Fabrizio Niro(1), Angelika Dehn(1), Lidia Saavedra de Miguel(1), Thorsten Fehr(2), Henri Laur(2), Pascal Lecomte(2), Miguel Canela(3), Roland Gessner(4), Gaetan Perron(5), Piera Raspollini(6), Gilbert Barrot(7), Heinrich Bovensmann(8) and Manfred Gottwald(9)

(1) Serco S.p.A., Via Sciadonna, 24, 00044, Frascati, Italy
(2) ESA-ESRIN, Via Galileo Galilei, 00044, Frascati, Italy
(3) ESA-ESTEC, Keplerlaan 1, 2201 AZ Noordwijk, Netherlands
(4) EADS Astrium, Friedrichshafen, 88039 Friedrichshafen, Germany
(5) ABB BOMEM, Québec, Québec G1K9H4, Canada
(6) IFAC, Via Madonna del Piano 10, 50019 Sesto Fiorentino, Italy
(7) ACRI-ST, Route du Pin Montard 260, 06904 Sophia-Antipolis, France
(8) IFE/University of Bremen, Bremen, 28334 Bremen, Germany
(9) DLR-IMF, Münchner Str. 20, 82234 Oberpfaffenhofen, Germany

Abstract

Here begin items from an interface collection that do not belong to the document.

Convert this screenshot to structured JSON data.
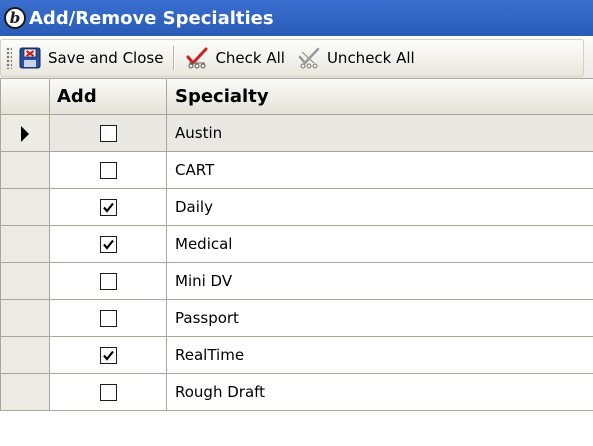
{
  "window": {
    "title": "Add/Remove Specialties",
    "icon_name": "app-logo-icon",
    "icon_glyph": "b",
    "title_bar_color": "#2f63c2"
  },
  "toolbar": {
    "save_label": "Save and Close",
    "check_all_label": "Check All",
    "uncheck_all_label": "Uncheck All",
    "save_icon": "floppy-save-icon",
    "check_all_icon": "check-all-icon",
    "uncheck_all_icon": "uncheck-all-icon"
  },
  "grid": {
    "columns": [
      "Add",
      "Specialty"
    ],
    "current_row_index": 0,
    "rows": [
      {
        "name": "Austin",
        "checked": false
      },
      {
        "name": "CART",
        "checked": false
      },
      {
        "name": "Daily",
        "checked": true
      },
      {
        "name": "Medical",
        "checked": true
      },
      {
        "name": "Mini DV",
        "checked": false
      },
      {
        "name": "Passport",
        "checked": false
      },
      {
        "name": "RealTime",
        "checked": true
      },
      {
        "name": "Rough Draft",
        "checked": false
      }
    ]
  }
}
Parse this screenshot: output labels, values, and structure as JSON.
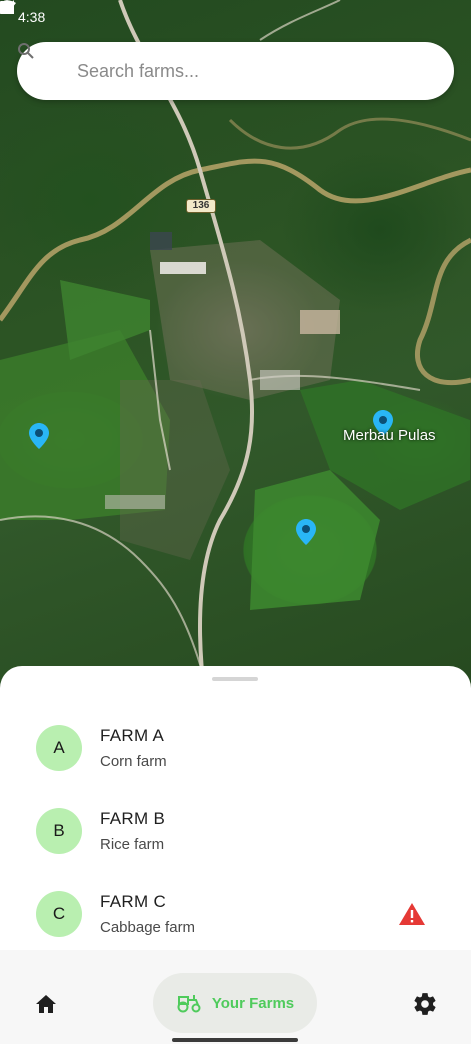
{
  "status_bar": {
    "time": "4:38"
  },
  "search": {
    "placeholder": "Search farms..."
  },
  "map": {
    "road_badge": "136",
    "place_label": "Merbau Pulas",
    "marker_color": "#29b6f6"
  },
  "farms": [
    {
      "initial": "A",
      "name": "FARM A",
      "type": "Corn farm",
      "alert": false
    },
    {
      "initial": "B",
      "name": "FARM B",
      "type": "Rice farm",
      "alert": false
    },
    {
      "initial": "C",
      "name": "FARM C",
      "type": "Cabbage farm",
      "alert": true
    }
  ],
  "nav": {
    "home_icon": "home-icon",
    "farms_label": "Your Farms",
    "farms_icon": "tractor-icon",
    "settings_icon": "gear-icon",
    "active_color": "#4fcb5c"
  },
  "colors": {
    "avatar_bg": "#b9efb0",
    "warning": "#e53935"
  }
}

The ENVISAT atmospheric chemistry instruments (GOMOS, MIPAS and SCIAMACHY) provide to the user community three separated, but complementary datasets of the most interesting trace gases, spanning a time interval of about seven years. With the project of extending the ENVISAT lifetime up to the end of 2013, the users will have the unique opportunity to investigate seasonal trend and long term evolution of several atmospheric phenomena over a time range of eleven years. ESA is responsible to provide to the science community the best available products with a well defined standard of quality. The operational processing and the certification of products quality are essential in order to ensure the readiness and the value of the resultant scientific studies. The present paper will give a historical overview of the activities performed in the frame of the data processing and quality assessment applied to the ENVISAT Atmospheric-Chemistry instruments. The significance of these activities for the scientific use of the ESA products will be specifically underlined. Highlights of the quality assessment process will be presented, that is to say, examples where significant data quality degradation was prevented due to a timely detection of instrument or processing anomalies. Furthermore the improvements of the monitoring and calibration baseline all along the mission will be mentioned that had a beneficial effect on the in-flight operations stability as on the data processing quality. Finally the evolution of the quality assessment methods will be described that will allow efficiently including new atmospheric missions in the existing monitoring baseline, e.g.: ESA third party missions.